    a. you have a null in one of your attributes contributing to the hashdiff — nulls break hashing
    b. if in the past the state of the business object returns to a value it was before – Jill got married, Jill became single again. But then this is a duplicate more like the old state returned
  2. “Touched” records but not modified is a common scenario – if this is a column controlled by Salesforce then there’s not much you can do from the application end — if having that column of any value to you? Is it a metadata column that will simply create far more data then you need to store? Why not exclude it in your Mulesoft extracts?

Thanks for the responses!


Yes, your B scenario is what is happening in one of the two instances. A value is set to X, it gets changed to Y, and then later gets changed back to X. Apart from the LastModifiedDate being updated each time, no other fields get updated. So the first and second versions of X have the same HashDiffs.

That said, the client needs to know when something like an Opportunity changed stages, even if backwards, so they can do projections, trends, etc. I wondered if I should have two HashDiff columns. A general HashDiff that is typical of DV2, and a “HashDiffDup” that removes the fields that could revert back so that way it checks for true duplicates…even then, it feels like not the right solution.

The second situation where we have duplicates is when a record gets “touched”. Salesforce has workflows that trigger from an event. So an Account update to field X will update field ABC on all related Opportunity records. Keep in mind this is very generalized and the real-world situations are much more complex, but if that field X gets updated again (even with the same value) it will trigger the field ABC to be updated with the exact same value (no change). This causes the LastModifiedDate to change, which triggers Mulesoft to push a new record to Snowflake.

Situation two might be easier to handle with HashDiff, but then introduce situation one…with that, it is hard to tell for sure which situation caused the duplicate (and if that duplicate is acceptable).
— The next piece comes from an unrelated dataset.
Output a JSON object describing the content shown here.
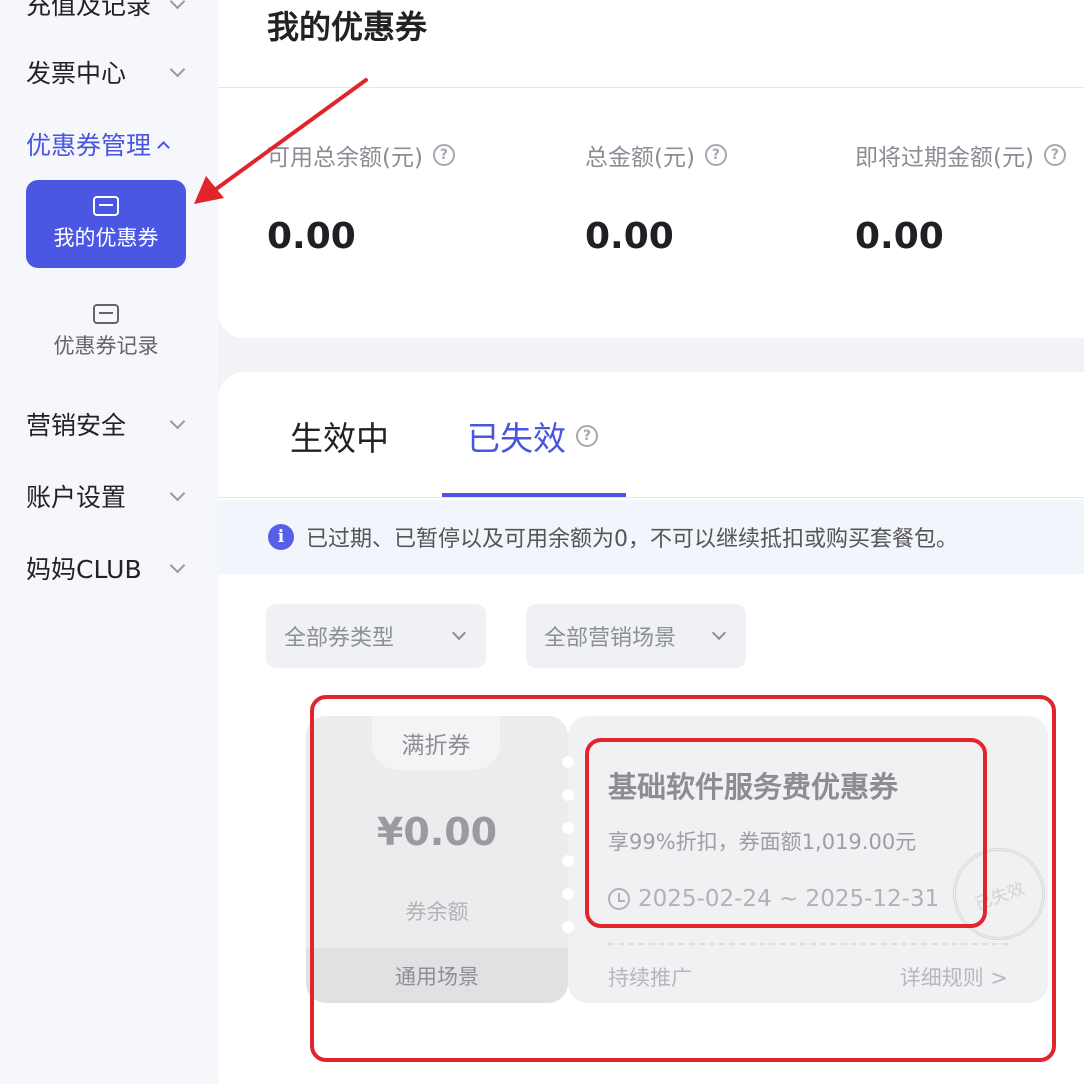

I read back through Linstedt’s book at near-relevant examples, but I am thinking we might have to flex the requirements of DV2.0 for these edge-case objects (making them not true DV methodology objects) to account for both situations.

Or split the satellite tables? One Hashdiff per satellite table, always.